Thyroid crisis is a serious event that can be fatal if not brought under control. All of the body processes are accelerated to dangerously high levels. The pulse may rise to 200 beats per minute, and there is concurrent rise in the respiratory rate. The temperature control center loses control, bringing about a rapid and steady increase in body temperature. Pulmonary edema and congestive heart failure can also occur.Treatment
is aimed at correction of the hyperthyroidism
, control of the symptoms, and prevention of further crisis by treating the underlying cause. Medications are employed to block synthesis of thyroid hormones, block their release, and inhibit conversion of triiodothyronine
. plasma exchange
, or hemodialysis
may be necessary to remove the hormones from the circulation.
Supportive care includes administration of oxygen and measures to control hyperthermia
, such as the use of ice packs or a hyperthermia blanket. Intravenous hydration is important to prevent shock
. The use of glucocorticoids
is associated with improved survival rates. propranolol
, and guanethidine
are often used, as well as other medications that treat symptoms.
the largest of the endocrine glands
, consisting of two lateral lobes connected by an isthmus; a third pyramidal lobe sometimes extends up from the isthmus. The thyroid gland is located in the front and sides of the neck just below the thyroid cartilage and produces hormones that are vital in maintaining normal growth and metabolism (see thyroid hormones
). It also serves as a storehouse for iodine.
Diagnostic tests for thyroid disorders include radioimmunoassay for T3
, and thyroid-stimulating hormone (TSH), free thyroxine serum concentration, and free thyroxine index (FTI). These and other thyroid function tests can be distorted by preparations and foods containing iodine, and by oral contraceptives, phenytoin (Dilantin), and several other drugs. The thyroid scan
is useful in detecting nodules and active thyroid tissue and, combined with radioactive iodine uptake, measures the ability of the thyroid gland to take in ingested iodine.
Persons who received radiation to the head and neck as children are at higher than normal risk for development of thyroid abnormalities. Of these disorders about one-third are carcinomas of the thyroid. Other problems related to radiation early in life include adenomas and other malignant and benign tumors, hypo- and hyperthyroidism, and thyroiditis. The American Thyroid Association suggests periodic laboratory testing and physical assessment of persons at high risk in order to detect these abnormalities when they are more amenable to treatment.

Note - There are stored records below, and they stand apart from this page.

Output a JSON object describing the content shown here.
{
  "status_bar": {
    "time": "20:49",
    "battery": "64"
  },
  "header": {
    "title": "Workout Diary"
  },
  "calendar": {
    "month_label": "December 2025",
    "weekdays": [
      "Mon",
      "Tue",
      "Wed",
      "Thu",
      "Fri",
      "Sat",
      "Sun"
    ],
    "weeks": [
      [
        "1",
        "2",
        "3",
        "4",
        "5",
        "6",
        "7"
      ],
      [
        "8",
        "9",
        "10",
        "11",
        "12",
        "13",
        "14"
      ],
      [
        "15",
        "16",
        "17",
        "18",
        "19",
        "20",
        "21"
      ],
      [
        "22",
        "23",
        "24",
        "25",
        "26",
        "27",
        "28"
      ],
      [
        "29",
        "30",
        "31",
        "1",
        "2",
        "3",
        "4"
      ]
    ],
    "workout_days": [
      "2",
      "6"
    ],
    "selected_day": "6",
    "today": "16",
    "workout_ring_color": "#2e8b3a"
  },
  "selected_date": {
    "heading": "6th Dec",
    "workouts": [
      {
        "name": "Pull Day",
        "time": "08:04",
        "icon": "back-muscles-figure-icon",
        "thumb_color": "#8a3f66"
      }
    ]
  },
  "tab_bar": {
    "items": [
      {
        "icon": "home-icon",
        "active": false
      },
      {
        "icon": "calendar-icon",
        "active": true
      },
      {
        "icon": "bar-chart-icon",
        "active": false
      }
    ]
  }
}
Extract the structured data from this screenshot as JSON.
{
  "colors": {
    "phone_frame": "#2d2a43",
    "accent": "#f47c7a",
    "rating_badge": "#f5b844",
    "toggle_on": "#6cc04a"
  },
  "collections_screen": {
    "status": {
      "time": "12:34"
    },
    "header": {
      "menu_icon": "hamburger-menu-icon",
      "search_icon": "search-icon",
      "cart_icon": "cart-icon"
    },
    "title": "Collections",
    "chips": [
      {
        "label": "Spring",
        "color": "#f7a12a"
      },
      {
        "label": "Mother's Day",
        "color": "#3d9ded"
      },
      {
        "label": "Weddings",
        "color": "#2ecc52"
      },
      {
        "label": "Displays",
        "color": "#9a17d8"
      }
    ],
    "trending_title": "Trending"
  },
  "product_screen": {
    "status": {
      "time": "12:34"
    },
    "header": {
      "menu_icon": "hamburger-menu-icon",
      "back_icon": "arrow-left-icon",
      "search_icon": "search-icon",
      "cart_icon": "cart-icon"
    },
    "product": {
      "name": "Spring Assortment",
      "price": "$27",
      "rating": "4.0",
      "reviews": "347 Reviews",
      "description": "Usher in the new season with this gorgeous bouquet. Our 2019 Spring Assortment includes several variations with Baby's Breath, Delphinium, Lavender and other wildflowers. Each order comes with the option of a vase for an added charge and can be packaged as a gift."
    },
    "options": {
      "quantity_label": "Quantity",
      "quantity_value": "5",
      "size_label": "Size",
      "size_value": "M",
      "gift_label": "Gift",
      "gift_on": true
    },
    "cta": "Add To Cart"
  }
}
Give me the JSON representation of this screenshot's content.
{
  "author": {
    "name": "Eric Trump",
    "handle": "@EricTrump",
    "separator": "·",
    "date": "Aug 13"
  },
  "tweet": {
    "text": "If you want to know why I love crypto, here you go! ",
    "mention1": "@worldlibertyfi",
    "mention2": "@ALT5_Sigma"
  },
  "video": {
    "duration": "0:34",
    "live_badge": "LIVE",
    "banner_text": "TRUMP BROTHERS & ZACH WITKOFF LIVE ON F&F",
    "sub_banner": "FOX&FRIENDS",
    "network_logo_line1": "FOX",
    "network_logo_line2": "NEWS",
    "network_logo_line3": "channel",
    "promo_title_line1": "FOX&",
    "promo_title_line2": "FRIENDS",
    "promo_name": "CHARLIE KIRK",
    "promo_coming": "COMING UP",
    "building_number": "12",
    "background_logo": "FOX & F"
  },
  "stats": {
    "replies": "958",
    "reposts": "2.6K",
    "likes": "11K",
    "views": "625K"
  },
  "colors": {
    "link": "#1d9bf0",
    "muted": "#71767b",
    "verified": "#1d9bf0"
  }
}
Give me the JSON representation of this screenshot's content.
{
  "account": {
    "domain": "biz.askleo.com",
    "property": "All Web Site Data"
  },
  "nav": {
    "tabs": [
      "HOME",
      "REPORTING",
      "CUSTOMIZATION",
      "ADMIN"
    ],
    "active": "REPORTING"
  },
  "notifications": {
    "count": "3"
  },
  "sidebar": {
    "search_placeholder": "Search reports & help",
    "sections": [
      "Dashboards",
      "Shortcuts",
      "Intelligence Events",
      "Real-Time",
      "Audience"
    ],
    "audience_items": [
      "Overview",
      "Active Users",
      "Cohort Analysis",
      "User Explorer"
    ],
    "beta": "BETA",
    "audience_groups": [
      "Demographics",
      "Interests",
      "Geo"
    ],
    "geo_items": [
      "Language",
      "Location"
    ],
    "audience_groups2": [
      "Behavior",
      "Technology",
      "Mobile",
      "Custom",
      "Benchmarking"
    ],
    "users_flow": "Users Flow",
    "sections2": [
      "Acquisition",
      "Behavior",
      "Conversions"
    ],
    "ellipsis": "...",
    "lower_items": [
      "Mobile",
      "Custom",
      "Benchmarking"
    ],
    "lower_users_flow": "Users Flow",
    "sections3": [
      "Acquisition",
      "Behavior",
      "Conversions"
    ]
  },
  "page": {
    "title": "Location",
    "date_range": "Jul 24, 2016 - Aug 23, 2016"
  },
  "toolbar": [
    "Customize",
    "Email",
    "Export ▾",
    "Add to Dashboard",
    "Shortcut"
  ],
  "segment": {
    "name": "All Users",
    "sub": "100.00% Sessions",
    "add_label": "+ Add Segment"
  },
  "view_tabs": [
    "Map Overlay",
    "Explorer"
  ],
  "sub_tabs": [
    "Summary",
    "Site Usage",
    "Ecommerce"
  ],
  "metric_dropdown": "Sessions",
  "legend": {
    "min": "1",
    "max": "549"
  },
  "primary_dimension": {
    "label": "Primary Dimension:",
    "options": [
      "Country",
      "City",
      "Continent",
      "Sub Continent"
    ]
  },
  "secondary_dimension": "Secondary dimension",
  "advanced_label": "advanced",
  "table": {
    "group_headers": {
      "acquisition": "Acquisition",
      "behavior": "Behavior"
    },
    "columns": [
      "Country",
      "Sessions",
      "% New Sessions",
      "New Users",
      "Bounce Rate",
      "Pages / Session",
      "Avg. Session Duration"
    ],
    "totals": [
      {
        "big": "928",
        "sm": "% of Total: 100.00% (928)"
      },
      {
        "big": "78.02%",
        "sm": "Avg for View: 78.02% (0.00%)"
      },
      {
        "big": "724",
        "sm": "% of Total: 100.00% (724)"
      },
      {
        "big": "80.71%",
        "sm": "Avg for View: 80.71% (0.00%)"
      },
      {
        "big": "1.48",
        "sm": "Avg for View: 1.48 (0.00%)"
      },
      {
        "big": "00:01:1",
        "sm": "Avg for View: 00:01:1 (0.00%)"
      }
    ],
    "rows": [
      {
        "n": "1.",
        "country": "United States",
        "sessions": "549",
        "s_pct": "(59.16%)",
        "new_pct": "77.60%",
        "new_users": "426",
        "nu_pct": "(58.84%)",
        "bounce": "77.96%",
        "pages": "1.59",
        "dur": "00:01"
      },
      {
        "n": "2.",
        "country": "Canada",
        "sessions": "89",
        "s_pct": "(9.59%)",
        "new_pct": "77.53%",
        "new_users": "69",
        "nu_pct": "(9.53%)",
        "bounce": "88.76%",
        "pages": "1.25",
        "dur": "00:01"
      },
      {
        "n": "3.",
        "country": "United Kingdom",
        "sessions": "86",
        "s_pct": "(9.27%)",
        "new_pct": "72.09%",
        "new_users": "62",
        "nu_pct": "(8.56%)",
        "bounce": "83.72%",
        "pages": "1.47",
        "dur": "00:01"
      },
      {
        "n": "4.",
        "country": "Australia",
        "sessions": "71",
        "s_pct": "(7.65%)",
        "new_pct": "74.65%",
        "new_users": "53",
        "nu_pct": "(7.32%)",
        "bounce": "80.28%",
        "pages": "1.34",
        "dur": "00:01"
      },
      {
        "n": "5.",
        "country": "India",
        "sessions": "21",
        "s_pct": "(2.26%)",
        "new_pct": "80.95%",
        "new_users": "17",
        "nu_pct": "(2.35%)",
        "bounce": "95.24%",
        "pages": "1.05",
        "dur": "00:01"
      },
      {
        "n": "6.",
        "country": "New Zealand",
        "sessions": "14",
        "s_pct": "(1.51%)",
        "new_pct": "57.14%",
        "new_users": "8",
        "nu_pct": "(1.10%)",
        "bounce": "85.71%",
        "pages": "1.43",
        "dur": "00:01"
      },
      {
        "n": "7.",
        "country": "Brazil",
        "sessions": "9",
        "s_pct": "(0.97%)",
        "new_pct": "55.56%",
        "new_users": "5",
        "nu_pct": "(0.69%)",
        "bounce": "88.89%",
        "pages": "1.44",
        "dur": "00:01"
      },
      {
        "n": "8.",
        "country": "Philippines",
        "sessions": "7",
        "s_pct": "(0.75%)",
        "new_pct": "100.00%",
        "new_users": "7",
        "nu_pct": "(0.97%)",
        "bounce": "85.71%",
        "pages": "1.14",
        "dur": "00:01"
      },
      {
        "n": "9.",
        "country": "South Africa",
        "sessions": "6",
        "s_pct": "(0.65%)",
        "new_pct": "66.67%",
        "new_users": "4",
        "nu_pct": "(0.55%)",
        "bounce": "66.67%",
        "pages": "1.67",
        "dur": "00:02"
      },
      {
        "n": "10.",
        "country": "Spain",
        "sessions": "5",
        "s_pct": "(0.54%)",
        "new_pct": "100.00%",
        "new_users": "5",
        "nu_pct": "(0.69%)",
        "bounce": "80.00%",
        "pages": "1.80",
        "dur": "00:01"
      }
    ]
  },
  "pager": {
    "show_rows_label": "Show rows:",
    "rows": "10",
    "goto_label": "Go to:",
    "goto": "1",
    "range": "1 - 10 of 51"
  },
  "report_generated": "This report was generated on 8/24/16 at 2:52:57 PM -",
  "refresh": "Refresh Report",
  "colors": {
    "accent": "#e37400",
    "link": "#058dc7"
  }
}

iodothyronines secreted by the thyroid gland
, principally thyroxine
(tetraiodothyronine or T4
) and triiodothyronine
). The serum level of T4
is normally 45 to 50 times the level of T3
. However, T3
is several times more active than T4
, and most T3
is produced by metabolism of T4
in peripheral tissues. The pharmaceutical names for T4
, respectively. Thyroid hormones influence many metabolic processes. They stimulate the cellular production of heat; stimulate protein synthesis; regulate many aspects of carbohydrate metabolism; stimulate lipid synthesis, mobilization, and degradation; stimulate the synthesis of coenzymes from vitamins; and may affect the response of tissues to epinephrine and norepinephrine.
Secretion of thyroid hormones is regulated by the hypothalamus-pituitary-thyroid control system. Internal environmental conditions, such as low thyroid hormone and norepinephrine serum levels, or external factors, such as cold and stress, activate the hypothalamus, which secretes thyrotropin-releasing hormone (TRH). This hormone acts on the pituitary gland and brings about the release of thyroid-stimulating hormone (TSH). The TSH then stimulates the release of thyroid hormones such as T3
from the thyroid gland. When sufficient levels of serum thyroxine and other thyroid hormones have been reached, there is negative feedback to the hypothalamus and TRH is no longer secreted. See also hypothyroidism